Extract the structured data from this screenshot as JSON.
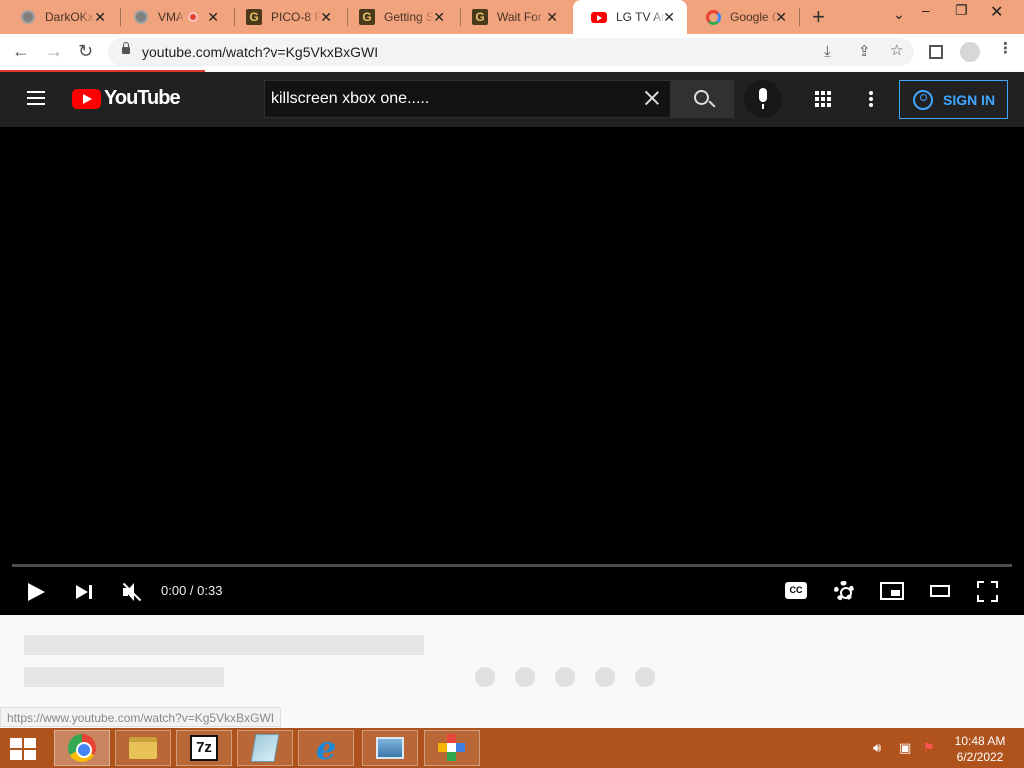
{
  "tabs": [
    {
      "title": "DarkOKx",
      "favicon": "globe-icon"
    },
    {
      "title": "VMA",
      "favicon": "globe-icon",
      "recording": true
    },
    {
      "title": "PICO-8 F",
      "favicon": "g-icon"
    },
    {
      "title": "Getting S",
      "favicon": "g-icon"
    },
    {
      "title": "Wait For",
      "favicon": "g-icon"
    },
    {
      "title": "LG TV An",
      "favicon": "youtube-icon",
      "active": true
    },
    {
      "title": "Google C",
      "favicon": "google-icon"
    }
  ],
  "address_bar": {
    "url": "youtube.com/watch?v=Kg5VkxBxGWI"
  },
  "youtube": {
    "logo_text": "YouTube",
    "search_value": "killscreen xbox one.....",
    "sign_in_label": "SIGN IN"
  },
  "player": {
    "time": "0:00 / 0:33",
    "cc_label": "CC"
  },
  "status_bar": {
    "url": "https://www.youtube.com/watch?v=Kg5VkxBxGWI"
  },
  "taskbar": {
    "apps": [
      "chrome",
      "file-explorer",
      "7-zip",
      "notepad",
      "internet-explorer",
      "image-viewer",
      "paint"
    ],
    "sevenzip_label": "7z",
    "ie_label": "e",
    "time": "10:48 AM",
    "date": "6/2/2022"
  },
  "colors": {
    "tab_strip": "#f0a37c",
    "youtube_header": "#212121",
    "accent_blue": "#3ea6ff",
    "youtube_red": "#ff0000",
    "taskbar": "#b0521c"
  }
}
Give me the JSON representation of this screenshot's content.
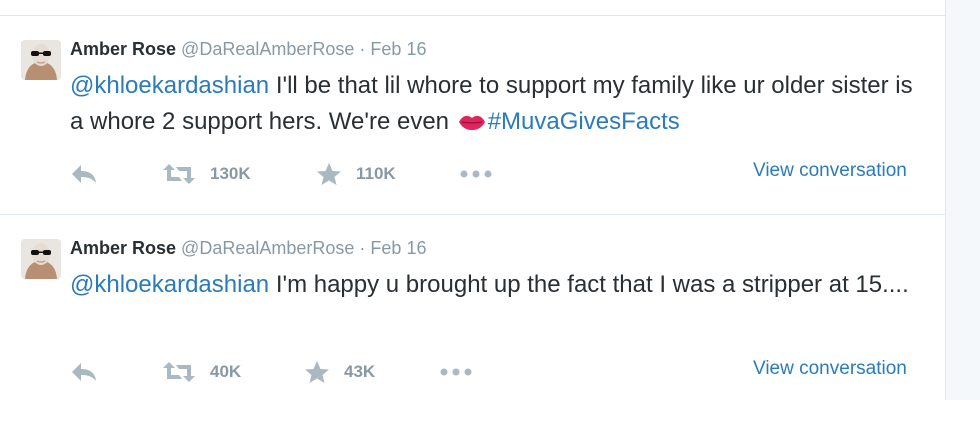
{
  "tweets": [
    {
      "name": "Amber Rose",
      "handle": "@DaRealAmberRose",
      "separator": "·",
      "date": "Feb 16",
      "mention": "@khloekardashian",
      "text": " I'll be that lil whore to support my family like ur older sister is a whore 2 support hers. We're even ",
      "hashtag": "#MuvaGivesFacts",
      "emoji": "kiss-mark-icon",
      "retweets": "130K",
      "favorites": "110K",
      "view_conversation": "View conversation"
    },
    {
      "name": "Amber Rose",
      "handle": "@DaRealAmberRose",
      "separator": "·",
      "date": "Feb 16",
      "mention": "@khloekardashian",
      "text": " I'm happy u brought up the fact that I was a stripper at 15....",
      "retweets": "40K",
      "favorites": "43K",
      "view_conversation": "View conversation"
    }
  ],
  "colors": {
    "link": "#2b7bb9",
    "text": "#292f33",
    "muted": "#8899a6",
    "icon": "#aab8c2",
    "border": "#e1e8ed",
    "lips": "#e0245e"
  }
}
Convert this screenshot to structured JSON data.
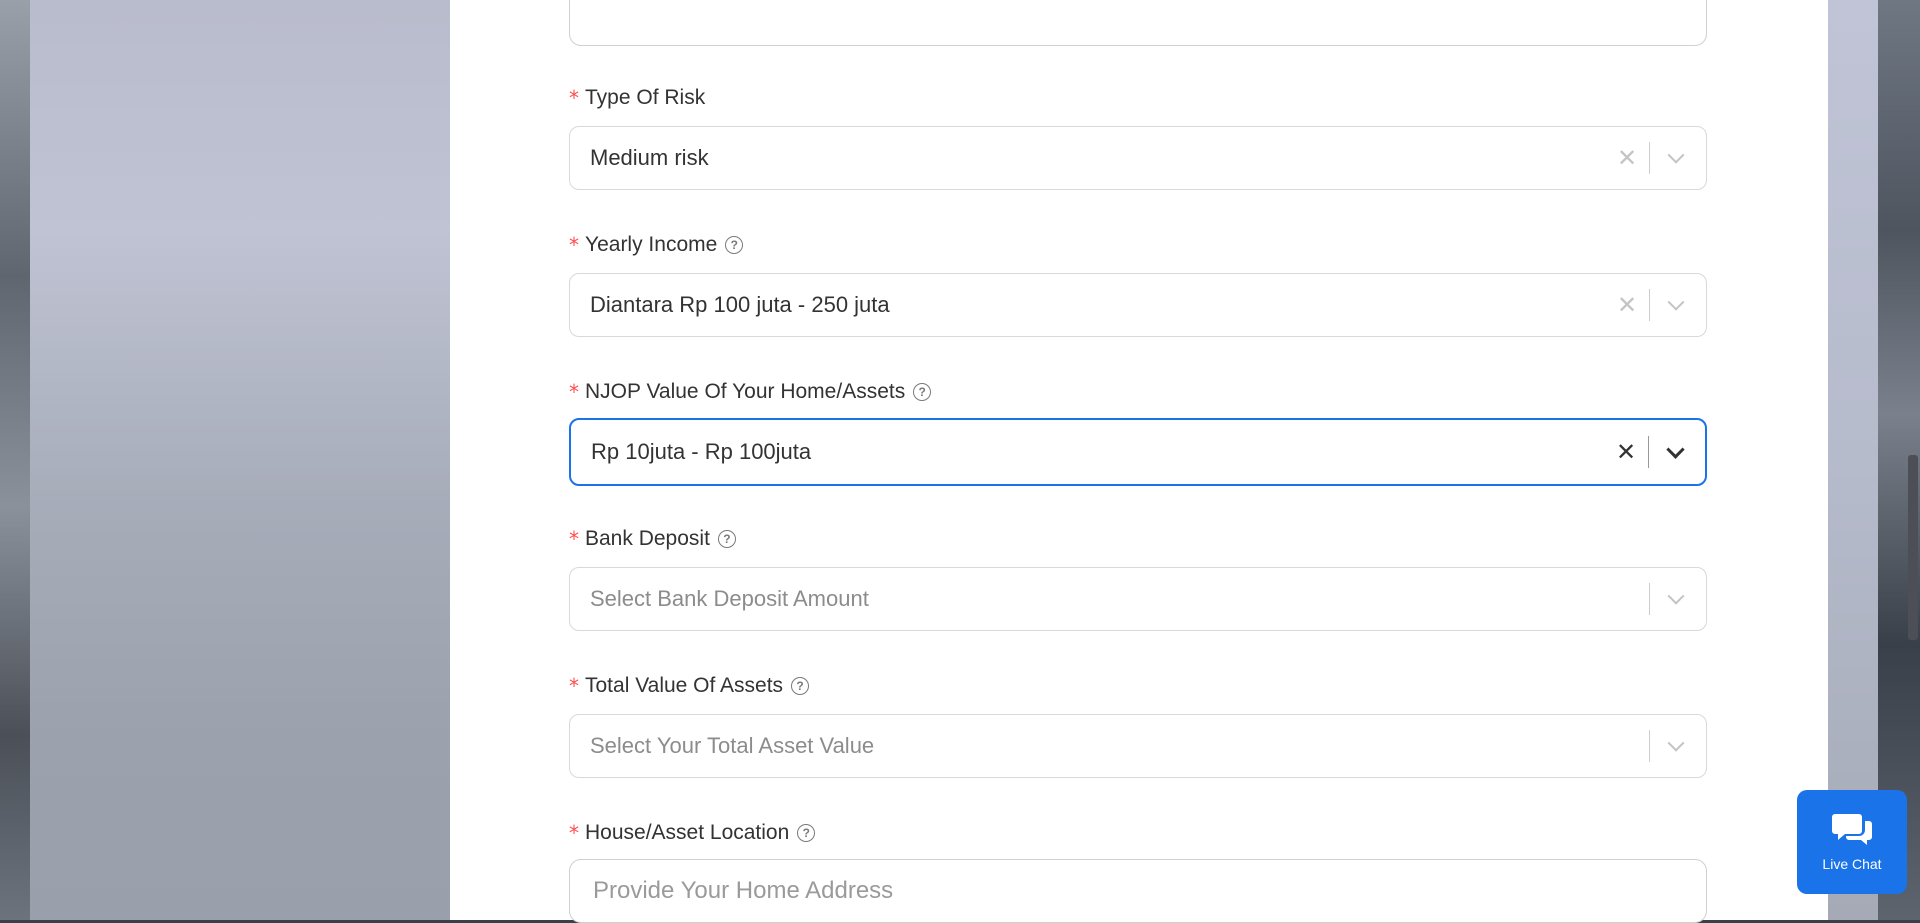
{
  "colors": {
    "accent": "#1a73e8",
    "required": "#ff4d4f",
    "text": "#333333",
    "placeholder": "#8c8c8c"
  },
  "form": {
    "fields": [
      {
        "label": "Type Of Risk",
        "required": true,
        "help": false,
        "value": "Medium risk",
        "placeholder": "",
        "clearable": true,
        "focused": false
      },
      {
        "label": "Yearly Income",
        "required": true,
        "help": true,
        "value": "Diantara Rp 100 juta - 250 juta",
        "placeholder": "",
        "clearable": true,
        "focused": false
      },
      {
        "label": "NJOP Value Of Your Home/Assets",
        "required": true,
        "help": true,
        "value": "Rp 10juta - Rp 100juta",
        "placeholder": "",
        "clearable": true,
        "focused": true
      },
      {
        "label": "Bank Deposit",
        "required": true,
        "help": true,
        "value": "",
        "placeholder": "Select Bank Deposit Amount",
        "clearable": false,
        "focused": false
      },
      {
        "label": "Total Value Of Assets",
        "required": true,
        "help": true,
        "value": "",
        "placeholder": "Select Your Total Asset Value",
        "clearable": false,
        "focused": false
      },
      {
        "label": "House/Asset Location",
        "required": true,
        "help": true,
        "value": "",
        "placeholder": "Provide Your Home Address"
      }
    ],
    "required_mark": "*",
    "help_glyph": "?",
    "clear_glyph": "✕"
  },
  "livechat": {
    "label": "Live Chat",
    "icon": "chat-bubbles-icon"
  }
}
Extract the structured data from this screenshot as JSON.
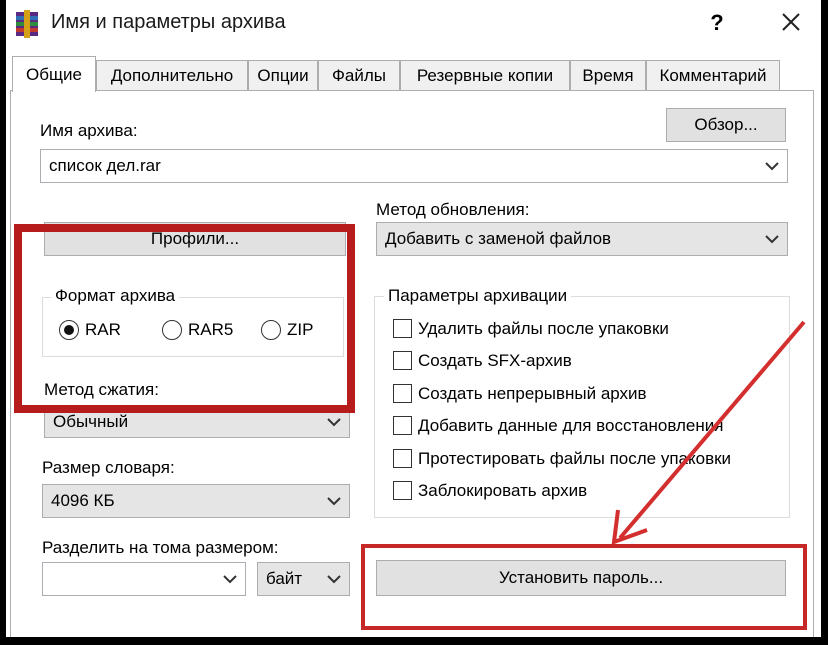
{
  "window": {
    "title": "Имя и параметры архива",
    "help_label": "?"
  },
  "tabs": [
    {
      "label": "Общие",
      "active": true
    },
    {
      "label": "Дополнительно"
    },
    {
      "label": "Опции"
    },
    {
      "label": "Файлы"
    },
    {
      "label": "Резервные копии"
    },
    {
      "label": "Время"
    },
    {
      "label": "Комментарий"
    }
  ],
  "general": {
    "archive_name_label": "Имя архива:",
    "browse_button": "Обзор...",
    "archive_name_value": "список дел.rar",
    "profiles_button": "Профили...",
    "update_method_label": "Метод обновления:",
    "update_method_value": "Добавить с заменой файлов",
    "format_group": {
      "title": "Формат архива",
      "options": [
        "RAR",
        "RAR5",
        "ZIP"
      ],
      "selected": "RAR"
    },
    "compression_label": "Метод сжатия:",
    "compression_value": "Обычный",
    "dictionary_label": "Размер словаря:",
    "dictionary_value": "4096 КБ",
    "split_label": "Разделить на тома размером:",
    "split_value": "",
    "split_unit": "байт",
    "options_group": {
      "title": "Параметры архивации",
      "items": [
        {
          "label": "Удалить файлы после упаковки",
          "checked": false
        },
        {
          "label": "Создать SFX-архив",
          "checked": false
        },
        {
          "label": "Создать непрерывный архив",
          "checked": false
        },
        {
          "label": "Добавить данные для восстановления",
          "checked": false
        },
        {
          "label": "Протестировать файлы после упаковки",
          "checked": false
        },
        {
          "label": "Заблокировать архив",
          "checked": false
        }
      ]
    },
    "set_password_button": "Установить пароль..."
  },
  "colors": {
    "highlight_box": "#b71c1c",
    "arrow": "#d32f2f"
  }
}
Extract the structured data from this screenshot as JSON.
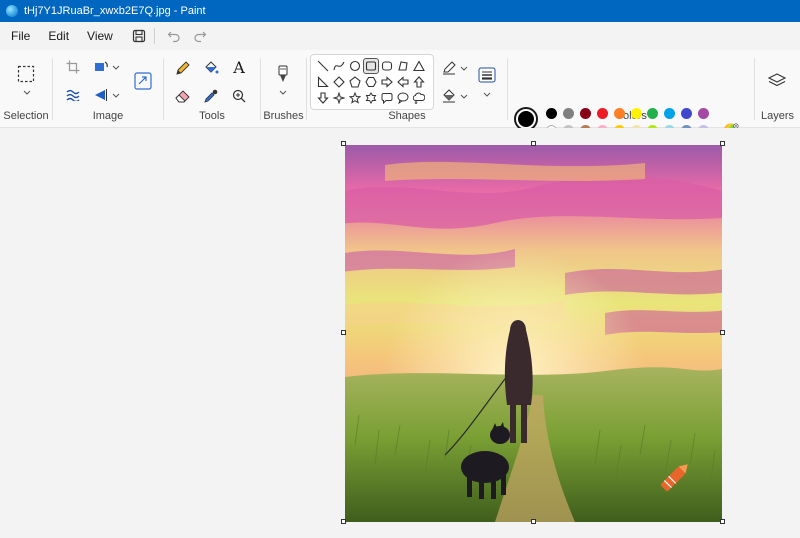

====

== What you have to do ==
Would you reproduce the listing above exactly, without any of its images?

== Task output ==
Extract the structured data from this screenshot as JSON.
{
  "tabs": [
    {
      "title": "DarkOKx",
      "favicon": "globe-icon"
    },
    {
      "title": "VMA",
      "favicon": "globe-icon",
      "recording": true
    },
    {
      "title": "PICO-8 F",
      "favicon": "g-icon"
    },
    {
      "title": "Getting S",
      "favicon": "g-icon"
    },
    {
      "title": "Wait For",
      "favicon": "g-icon"
    },
    {
      "title": "LG TV An",
      "favicon": "youtube-icon",
      "active": true
    },
    {
      "title": "Google C",
      "favicon": "google-icon"
    }
  ],
  "address_bar": {
    "url": "youtube.com/watch?v=Kg5VkxBxGWI"
  },
  "youtube": {
    "logo_text": "YouTube",
    "search_value": "killscreen xbox one.....",
    "sign_in_label": "SIGN IN"
  },
  "player": {
    "time": "0:00 / 0:33",
    "cc_label": "CC"
  },
  "status_bar": {
    "url": "https://www.youtube.com/watch?v=Kg5VkxBxGWI"
  },
  "taskbar": {
    "apps": [
      "chrome",
      "file-explorer",
      "7-zip",
      "notepad",
      "internet-explorer",
      "image-viewer",
      "paint"
    ],
    "sevenzip_label": "7z",
    "ie_label": "e",
    "time": "10:48 AM",
    "date": "6/2/2022"
  },
  "colors": {
    "tab_strip": "#f0a37c",
    "youtube_header": "#212121",
    "accent_blue": "#3ea6ff",
    "youtube_red": "#ff0000",
    "taskbar": "#b0521c"
  }
}
Give me the JSON representation of this screenshot's content.
{
  "tweets": [
    {
      "name": "Amber Rose",
      "handle": "@DaRealAmberRose",
      "separator": "·",
      "date": "Feb 16",
      "mention": "@khloekardashian",
      "text": " I'll be that lil whore to support my family like ur older sister is a whore 2 support hers. We're even ",
      "hashtag": "#MuvaGivesFacts",
      "emoji": "kiss-mark-icon",
      "retweets": "130K",
      "favorites": "110K",
      "view_conversation": "View conversation"
    },
    {
      "name": "Amber Rose",
      "handle": "@DaRealAmberRose",
      "separator": "·",
      "date": "Feb 16",
      "mention": "@khloekardashian",
      "text": " I'm happy u brought up the fact that I was a stripper at 15....",
      "retweets": "40K",
      "favorites": "43K",
      "view_conversation": "View conversation"
    }
  ],
  "colors": {
    "link": "#2b7bb9",
    "text": "#292f33",
    "muted": "#8899a6",
    "icon": "#aab8c2",
    "border": "#e1e8ed",
    "lips": "#e0245e"
  }
}
Convert this screenshot to structured JSON data.
{
  "colors": {
    "accent": "#1a73e8",
    "required": "#ff4d4f",
    "text": "#333333",
    "placeholder": "#8c8c8c"
  },
  "form": {
    "fields": [
      {
        "label": "Type Of Risk",
        "required": true,
        "help": false,
        "value": "Medium risk",
        "placeholder": "",
        "clearable": true,
        "focused": false
      },
      {
        "label": "Yearly Income",
        "required": true,
        "help": true,
        "value": "Diantara Rp 100 juta - 250 juta",
        "placeholder": "",
        "clearable": true,
        "focused": false
      },
      {
        "label": "NJOP Value Of Your Home/Assets",
        "required": true,
        "help": true,
        "value": "Rp 10juta - Rp 100juta",
        "placeholder": "",
        "clearable": true,
        "focused": true
      },
      {
        "label": "Bank Deposit",
        "required": true,
        "help": true,
        "value": "",
        "placeholder": "Select Bank Deposit Amount",
        "clearable": false,
        "focused": false
      },
      {
        "label": "Total Value Of Assets",
        "required": true,
        "help": true,
        "value": "",
        "placeholder": "Select Your Total Asset Value",
        "clearable": false,
        "focused": false
      },
      {
        "label": "House/Asset Location",
        "required": true,
        "help": true,
        "value": "",
        "placeholder": "Provide Your Home Address"
      }
    ],
    "required_mark": "*",
    "help_glyph": "?",
    "clear_glyph": "✕"
  },
  "livechat": {
    "label": "Live Chat",
    "icon": "chat-bubbles-icon"
  }
}
Extract the structured data from this screenshot as JSON.
{
  "window": {
    "title": "Имя и параметры архива",
    "help_label": "?"
  },
  "tabs": [
    {
      "label": "Общие",
      "active": true
    },
    {
      "label": "Дополнительно"
    },
    {
      "label": "Опции"
    },
    {
      "label": "Файлы"
    },
    {
      "label": "Резервные копии"
    },
    {
      "label": "Время"
    },
    {
      "label": "Комментарий"
    }
  ],
  "general": {
    "archive_name_label": "Имя архива:",
    "browse_button": "Обзор...",
    "archive_name_value": "список дел.rar",
    "profiles_button": "Профили...",
    "update_method_label": "Метод обновления:",
    "update_method_value": "Добавить с заменой файлов",
    "format_group": {
      "title": "Формат архива",
      "options": [
        "RAR",
        "RAR5",
        "ZIP"
      ],
      "selected": "RAR"
    },
    "compression_label": "Метод сжатия:",
    "compression_value": "Обычный",
    "dictionary_label": "Размер словаря:",
    "dictionary_value": "4096 КБ",
    "split_label": "Разделить на тома размером:",
    "split_value": "",
    "split_unit": "байт",
    "options_group": {
      "title": "Параметры архивации",
      "items": [
        {
          "label": "Удалить файлы после упаковки",
          "checked": false
        },
        {
          "label": "Создать SFX-архив",
          "checked": false
        },
        {
          "label": "Создать непрерывный архив",
          "checked": false
        },
        {
          "label": "Добавить данные для восстановления",
          "checked": false
        },
        {
          "label": "Протестировать файлы после упаковки",
          "checked": false
        },
        {
          "label": "Заблокировать архив",
          "checked": false
        }
      ]
    },
    "set_password_button": "Установить пароль..."
  },
  "colors": {
    "highlight_box": "#b71c1c",
    "arrow": "#d32f2f"
  }
}
Extract the structured data from this screenshot as JSON.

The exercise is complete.